Wednesday, August 29, 2018

Only now does it occur to me... FIREFOX

Only now does it occur to me.... that Clint Eastwood basically outsourced the villains of his Cold War caper FIREFOX to the Lucas/Spielberg industrial complex.

The Russian villains you see before you are: Kenneth Colley (Ken Russell veteran and "Admiral Piett" from THE EMPIRE STRIKES BACK),

Ronald Lacey ("Toht" from RAIDERS OF THE LOST ARK),

and Wolf Kahler ("Sgt. Gobler" from RAIDERS OF THE LOST ARK):

To balance things out, we have John Ratzenberger (CHEERS, "Major Derlin" from THE EMPIRE STRIKES BACK), essentially reprising his role from EMPIRE (Rebel on an ice planet) as an American soldier fighting the Evil Empire from the North Pole.

Because I have to tip my hat to the outliers, another of the Russian villains is Klaus Löwitsch, a legitimately Great Actor who may bear some resemblance to Corbin Bernsen, but is in fact one of the most talented players to come out of the New German Cinema and a veteran of no less than five Rainer Werner Fassbinder films. It's probably not too much of a stretch for you to understand that he is completely wasted here.

Apologies, Mr. Löwitsch.

The film itself was a box office smash at the time, but today it plays like a second-tier, phoned in cold war thriller, á la Eastwood's own THE EIGER SANCTION or Peckinpah's THE OSTERMAN WEEKEND. Author Howard Hughes (AIM FOR THE HEART: THE FILMS OF CLINT EASTWOOD) probably sums it up best with, "Less a 'Firefox', it's more of a damp squib, or at best a smoldering turkey."

The opening is kind of a proto-COMMANDO, with shirtless Eastwood as a veteran in pastoral environs trying to enjoy his retirement when he's pulled out to do "one last job." In this case, the Last Job is stealing a top-secret Soviet fighter plane.

I guess there's an understated sci-fi aspect to the film with a "mind-control helmet" that pilots the Soviet plane via telepathy, but that's not even important, so you don't have to worry about it.

Also, for a Cold War actioner, there's not a lot of action.

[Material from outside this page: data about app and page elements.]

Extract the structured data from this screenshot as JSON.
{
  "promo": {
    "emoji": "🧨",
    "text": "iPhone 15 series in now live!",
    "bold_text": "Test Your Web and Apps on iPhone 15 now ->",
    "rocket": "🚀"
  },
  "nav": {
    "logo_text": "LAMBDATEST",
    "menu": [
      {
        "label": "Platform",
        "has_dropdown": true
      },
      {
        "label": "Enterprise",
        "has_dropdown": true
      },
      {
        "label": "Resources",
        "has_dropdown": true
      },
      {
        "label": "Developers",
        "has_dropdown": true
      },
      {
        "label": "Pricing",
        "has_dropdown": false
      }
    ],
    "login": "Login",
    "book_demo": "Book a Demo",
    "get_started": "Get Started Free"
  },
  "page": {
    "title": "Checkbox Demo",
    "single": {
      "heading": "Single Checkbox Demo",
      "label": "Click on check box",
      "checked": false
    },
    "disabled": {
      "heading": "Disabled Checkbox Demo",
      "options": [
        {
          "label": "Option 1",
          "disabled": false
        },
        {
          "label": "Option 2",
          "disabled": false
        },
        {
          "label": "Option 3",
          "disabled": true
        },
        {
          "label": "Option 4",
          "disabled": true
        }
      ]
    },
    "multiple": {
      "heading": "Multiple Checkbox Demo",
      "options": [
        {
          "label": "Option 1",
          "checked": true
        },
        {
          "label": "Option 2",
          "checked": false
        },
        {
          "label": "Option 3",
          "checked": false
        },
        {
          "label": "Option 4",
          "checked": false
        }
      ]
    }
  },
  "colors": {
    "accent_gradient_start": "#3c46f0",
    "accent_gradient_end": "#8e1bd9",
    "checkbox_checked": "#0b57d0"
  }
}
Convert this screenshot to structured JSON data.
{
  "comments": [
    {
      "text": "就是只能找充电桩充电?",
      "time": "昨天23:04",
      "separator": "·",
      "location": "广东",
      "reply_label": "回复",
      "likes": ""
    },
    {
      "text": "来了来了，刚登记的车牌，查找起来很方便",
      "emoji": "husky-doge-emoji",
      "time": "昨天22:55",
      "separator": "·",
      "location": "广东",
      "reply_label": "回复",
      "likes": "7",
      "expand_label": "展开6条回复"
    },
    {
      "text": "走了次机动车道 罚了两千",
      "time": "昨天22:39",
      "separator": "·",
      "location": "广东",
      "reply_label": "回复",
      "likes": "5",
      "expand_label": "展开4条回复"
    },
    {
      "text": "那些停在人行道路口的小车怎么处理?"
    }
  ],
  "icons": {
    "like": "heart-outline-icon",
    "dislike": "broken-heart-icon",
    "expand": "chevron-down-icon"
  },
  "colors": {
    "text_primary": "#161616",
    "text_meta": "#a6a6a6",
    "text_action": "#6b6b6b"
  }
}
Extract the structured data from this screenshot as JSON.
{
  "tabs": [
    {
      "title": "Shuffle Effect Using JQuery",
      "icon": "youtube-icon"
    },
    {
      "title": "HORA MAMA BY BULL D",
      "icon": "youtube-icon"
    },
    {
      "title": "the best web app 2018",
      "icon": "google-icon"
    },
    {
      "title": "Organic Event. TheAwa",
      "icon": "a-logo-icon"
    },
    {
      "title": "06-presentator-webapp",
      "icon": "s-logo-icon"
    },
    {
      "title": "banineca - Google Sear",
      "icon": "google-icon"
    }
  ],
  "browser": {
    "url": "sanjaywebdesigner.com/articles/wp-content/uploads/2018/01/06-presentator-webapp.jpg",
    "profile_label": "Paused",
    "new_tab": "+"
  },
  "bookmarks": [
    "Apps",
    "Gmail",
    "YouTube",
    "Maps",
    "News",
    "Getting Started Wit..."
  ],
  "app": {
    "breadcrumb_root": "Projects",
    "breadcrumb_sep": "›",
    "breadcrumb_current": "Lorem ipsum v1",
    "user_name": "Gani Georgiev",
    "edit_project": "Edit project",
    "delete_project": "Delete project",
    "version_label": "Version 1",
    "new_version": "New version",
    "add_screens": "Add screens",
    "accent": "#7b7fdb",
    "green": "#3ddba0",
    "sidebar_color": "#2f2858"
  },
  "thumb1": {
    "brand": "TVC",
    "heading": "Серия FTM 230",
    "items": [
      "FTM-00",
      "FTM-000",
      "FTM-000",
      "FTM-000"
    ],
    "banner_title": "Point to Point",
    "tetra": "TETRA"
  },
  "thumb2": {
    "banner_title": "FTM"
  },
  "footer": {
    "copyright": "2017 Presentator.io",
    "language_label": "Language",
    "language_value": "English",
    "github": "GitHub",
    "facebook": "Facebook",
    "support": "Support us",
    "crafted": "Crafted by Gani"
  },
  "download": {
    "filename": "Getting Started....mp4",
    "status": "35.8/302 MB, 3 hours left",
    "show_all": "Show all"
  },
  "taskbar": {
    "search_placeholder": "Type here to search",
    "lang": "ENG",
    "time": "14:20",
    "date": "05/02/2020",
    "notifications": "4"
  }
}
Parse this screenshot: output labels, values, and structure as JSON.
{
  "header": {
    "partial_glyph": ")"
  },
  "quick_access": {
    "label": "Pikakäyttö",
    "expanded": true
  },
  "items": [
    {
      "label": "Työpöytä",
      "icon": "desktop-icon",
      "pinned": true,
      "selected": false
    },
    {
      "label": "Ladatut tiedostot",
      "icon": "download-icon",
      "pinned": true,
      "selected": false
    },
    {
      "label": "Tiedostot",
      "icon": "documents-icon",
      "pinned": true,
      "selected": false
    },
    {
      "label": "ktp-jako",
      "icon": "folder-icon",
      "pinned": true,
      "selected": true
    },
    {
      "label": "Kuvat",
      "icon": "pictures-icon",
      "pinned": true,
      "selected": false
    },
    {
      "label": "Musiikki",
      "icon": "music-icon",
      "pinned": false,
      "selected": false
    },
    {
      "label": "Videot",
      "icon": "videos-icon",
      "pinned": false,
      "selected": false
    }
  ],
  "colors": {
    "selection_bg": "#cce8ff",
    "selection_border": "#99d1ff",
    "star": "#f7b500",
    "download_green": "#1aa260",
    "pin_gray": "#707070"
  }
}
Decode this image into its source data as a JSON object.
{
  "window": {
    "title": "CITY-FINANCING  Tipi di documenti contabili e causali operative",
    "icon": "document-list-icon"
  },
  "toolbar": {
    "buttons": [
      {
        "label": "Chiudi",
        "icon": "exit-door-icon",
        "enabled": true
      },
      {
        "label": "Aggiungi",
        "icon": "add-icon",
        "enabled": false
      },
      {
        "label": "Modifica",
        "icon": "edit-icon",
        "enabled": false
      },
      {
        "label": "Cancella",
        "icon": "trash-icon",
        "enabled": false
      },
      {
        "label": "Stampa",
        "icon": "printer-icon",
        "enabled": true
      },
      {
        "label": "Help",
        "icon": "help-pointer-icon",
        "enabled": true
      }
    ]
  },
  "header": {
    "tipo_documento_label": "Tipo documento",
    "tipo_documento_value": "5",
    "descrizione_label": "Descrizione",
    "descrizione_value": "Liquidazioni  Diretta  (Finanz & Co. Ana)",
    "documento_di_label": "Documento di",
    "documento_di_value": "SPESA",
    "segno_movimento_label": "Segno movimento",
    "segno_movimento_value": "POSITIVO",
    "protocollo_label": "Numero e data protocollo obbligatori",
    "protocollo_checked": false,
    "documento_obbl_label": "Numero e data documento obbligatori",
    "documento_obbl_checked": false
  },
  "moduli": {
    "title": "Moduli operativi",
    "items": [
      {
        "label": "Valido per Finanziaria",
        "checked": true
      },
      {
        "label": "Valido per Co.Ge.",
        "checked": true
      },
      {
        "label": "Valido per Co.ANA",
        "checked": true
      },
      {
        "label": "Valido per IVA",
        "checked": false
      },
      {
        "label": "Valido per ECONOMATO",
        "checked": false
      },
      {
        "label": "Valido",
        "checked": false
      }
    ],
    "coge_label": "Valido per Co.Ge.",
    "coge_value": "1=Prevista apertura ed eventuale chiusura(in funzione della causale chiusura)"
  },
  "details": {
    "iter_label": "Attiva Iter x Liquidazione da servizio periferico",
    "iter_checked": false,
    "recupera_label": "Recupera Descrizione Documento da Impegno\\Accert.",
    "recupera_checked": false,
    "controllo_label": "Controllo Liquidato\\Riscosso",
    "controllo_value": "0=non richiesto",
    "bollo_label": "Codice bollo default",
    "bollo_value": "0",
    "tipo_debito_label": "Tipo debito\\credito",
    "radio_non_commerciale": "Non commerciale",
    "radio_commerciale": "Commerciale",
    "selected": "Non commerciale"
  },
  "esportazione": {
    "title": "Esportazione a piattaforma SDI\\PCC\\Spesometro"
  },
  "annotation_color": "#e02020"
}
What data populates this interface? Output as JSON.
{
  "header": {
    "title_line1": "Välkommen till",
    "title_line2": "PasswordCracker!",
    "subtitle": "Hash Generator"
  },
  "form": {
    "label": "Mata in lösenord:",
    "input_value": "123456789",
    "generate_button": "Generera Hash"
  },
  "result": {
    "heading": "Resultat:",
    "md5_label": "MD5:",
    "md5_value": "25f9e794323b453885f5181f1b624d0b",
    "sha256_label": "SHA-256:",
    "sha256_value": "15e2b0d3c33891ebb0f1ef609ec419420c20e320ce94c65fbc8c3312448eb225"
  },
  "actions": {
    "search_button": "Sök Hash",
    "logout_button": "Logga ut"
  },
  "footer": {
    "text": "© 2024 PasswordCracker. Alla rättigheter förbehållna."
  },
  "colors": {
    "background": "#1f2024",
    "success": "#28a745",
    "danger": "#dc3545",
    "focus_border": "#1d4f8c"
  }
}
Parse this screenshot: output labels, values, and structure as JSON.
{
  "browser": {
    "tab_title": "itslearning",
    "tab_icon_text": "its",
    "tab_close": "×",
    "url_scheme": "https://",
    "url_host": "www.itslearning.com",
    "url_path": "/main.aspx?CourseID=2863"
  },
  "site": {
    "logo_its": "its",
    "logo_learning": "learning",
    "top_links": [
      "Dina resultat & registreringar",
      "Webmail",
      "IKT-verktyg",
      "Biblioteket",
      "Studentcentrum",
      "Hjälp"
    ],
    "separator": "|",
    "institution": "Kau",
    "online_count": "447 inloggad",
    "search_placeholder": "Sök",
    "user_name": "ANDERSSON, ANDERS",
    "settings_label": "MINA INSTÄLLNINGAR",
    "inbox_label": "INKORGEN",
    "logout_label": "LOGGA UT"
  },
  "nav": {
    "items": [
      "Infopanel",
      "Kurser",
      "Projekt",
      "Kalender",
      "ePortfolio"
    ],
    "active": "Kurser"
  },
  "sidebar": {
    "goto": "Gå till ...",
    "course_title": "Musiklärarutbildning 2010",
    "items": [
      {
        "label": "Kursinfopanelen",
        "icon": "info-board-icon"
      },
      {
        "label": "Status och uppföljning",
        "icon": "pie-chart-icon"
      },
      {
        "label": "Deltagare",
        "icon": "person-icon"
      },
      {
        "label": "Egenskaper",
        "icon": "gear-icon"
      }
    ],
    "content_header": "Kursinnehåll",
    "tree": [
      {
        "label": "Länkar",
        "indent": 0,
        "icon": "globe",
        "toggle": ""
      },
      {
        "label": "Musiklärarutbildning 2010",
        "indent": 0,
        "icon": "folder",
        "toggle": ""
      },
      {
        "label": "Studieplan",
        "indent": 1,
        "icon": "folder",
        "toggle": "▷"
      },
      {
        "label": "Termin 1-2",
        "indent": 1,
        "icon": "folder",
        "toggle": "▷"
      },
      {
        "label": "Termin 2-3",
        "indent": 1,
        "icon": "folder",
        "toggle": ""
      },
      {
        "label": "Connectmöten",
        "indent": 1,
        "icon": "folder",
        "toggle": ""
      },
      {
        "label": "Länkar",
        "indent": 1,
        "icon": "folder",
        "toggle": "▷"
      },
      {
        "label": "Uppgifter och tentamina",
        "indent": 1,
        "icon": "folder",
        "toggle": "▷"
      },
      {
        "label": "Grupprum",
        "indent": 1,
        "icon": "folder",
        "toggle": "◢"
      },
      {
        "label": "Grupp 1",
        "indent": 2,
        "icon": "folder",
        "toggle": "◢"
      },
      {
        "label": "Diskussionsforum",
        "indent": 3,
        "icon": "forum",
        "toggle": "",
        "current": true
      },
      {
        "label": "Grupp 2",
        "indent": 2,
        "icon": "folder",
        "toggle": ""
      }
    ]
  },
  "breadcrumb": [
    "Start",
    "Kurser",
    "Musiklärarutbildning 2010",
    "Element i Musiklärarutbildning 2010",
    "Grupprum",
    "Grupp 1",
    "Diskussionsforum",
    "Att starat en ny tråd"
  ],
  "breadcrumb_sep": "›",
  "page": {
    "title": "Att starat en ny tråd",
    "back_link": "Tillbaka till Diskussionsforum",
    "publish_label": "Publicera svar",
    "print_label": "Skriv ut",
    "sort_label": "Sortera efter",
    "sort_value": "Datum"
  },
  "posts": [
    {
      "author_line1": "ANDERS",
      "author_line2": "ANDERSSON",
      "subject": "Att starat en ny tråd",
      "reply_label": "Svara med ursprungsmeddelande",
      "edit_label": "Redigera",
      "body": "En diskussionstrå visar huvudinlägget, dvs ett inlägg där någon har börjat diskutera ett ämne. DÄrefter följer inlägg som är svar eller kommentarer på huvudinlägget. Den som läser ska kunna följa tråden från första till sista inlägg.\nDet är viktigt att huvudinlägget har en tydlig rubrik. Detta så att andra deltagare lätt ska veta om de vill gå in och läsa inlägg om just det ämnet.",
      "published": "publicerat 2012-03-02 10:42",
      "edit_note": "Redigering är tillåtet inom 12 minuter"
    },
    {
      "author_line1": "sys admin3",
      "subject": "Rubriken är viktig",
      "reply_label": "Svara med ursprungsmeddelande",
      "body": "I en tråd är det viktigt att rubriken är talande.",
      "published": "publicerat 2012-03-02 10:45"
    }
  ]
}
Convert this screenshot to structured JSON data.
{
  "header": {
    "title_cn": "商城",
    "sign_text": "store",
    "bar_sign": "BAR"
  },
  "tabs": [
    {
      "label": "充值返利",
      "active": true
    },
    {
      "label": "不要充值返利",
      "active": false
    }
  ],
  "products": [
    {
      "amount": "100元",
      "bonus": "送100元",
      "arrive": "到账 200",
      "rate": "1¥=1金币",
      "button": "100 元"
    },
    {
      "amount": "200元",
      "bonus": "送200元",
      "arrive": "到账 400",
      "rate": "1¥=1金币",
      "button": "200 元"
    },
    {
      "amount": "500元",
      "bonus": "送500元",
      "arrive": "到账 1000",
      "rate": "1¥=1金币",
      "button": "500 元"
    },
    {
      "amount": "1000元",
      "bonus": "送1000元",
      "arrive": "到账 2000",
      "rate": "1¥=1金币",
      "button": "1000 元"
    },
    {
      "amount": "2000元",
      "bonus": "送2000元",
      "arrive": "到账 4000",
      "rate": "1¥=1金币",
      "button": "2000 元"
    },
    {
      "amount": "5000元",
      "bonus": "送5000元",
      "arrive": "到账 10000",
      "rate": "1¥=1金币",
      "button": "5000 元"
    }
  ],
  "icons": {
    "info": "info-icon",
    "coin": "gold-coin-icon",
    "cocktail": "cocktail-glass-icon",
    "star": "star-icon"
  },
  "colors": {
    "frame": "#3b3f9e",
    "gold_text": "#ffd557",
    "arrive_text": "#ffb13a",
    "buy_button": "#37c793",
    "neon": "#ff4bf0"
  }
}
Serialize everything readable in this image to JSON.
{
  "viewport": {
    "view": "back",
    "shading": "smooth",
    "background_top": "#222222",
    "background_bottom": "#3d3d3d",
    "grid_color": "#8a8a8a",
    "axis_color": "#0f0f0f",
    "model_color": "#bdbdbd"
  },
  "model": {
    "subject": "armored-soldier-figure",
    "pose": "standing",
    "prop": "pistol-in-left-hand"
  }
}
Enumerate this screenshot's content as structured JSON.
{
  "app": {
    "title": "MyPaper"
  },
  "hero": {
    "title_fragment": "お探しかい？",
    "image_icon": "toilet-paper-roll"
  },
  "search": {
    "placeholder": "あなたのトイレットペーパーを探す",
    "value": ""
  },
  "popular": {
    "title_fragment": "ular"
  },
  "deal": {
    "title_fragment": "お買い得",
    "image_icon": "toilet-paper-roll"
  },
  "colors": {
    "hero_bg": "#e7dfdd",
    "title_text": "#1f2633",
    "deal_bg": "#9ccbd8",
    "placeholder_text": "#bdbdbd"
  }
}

In fact, the entire plot could likely be reduced to about three scenes––therefore, I'm not sure why it runs 2 hours and 15 minutes. Ah, well.


It's also perhaps worth mentioning that the 'thrilling' dogfight is simplistic enough so as to prep us for the eventual Atari game tie-in; and despite using a superior "Reverse Blue-Screen" technology, it still looks inferior to the Battle of Hoth in THE EMPIRE STRIKES BACK. Out of the 39 completed films Clint Eastwood has directed, I have now seen 37 of them (for the curious, my only gaps are HEREAFTER and THE 15:17 TO PARIS). Only THE EIGER SANCTION, SULLY, and INVICTUS are as boring as this one. I prefer BREEZY, for godssakes. BREEZY.

3 comments:

Roger said...

When you're right you're right. I'm old enough to remember when this came out (I was an usher in a theatre where it showed). People flocked to this for about 3 days, and all came out shell-shocked and disappointed. "That's it?"

At the time the fact there were no credits at the beginning seemed to be quite modern and transgressive.

Keep up the good work! Roger

Sean Gill said...

Roger,

Thanks, man––that's interesting to hear about the original audiences! I had to imagine that was the case.

Mongoose said...

I liked the novel a lot better, although I did appreciate the absence of beginning credits.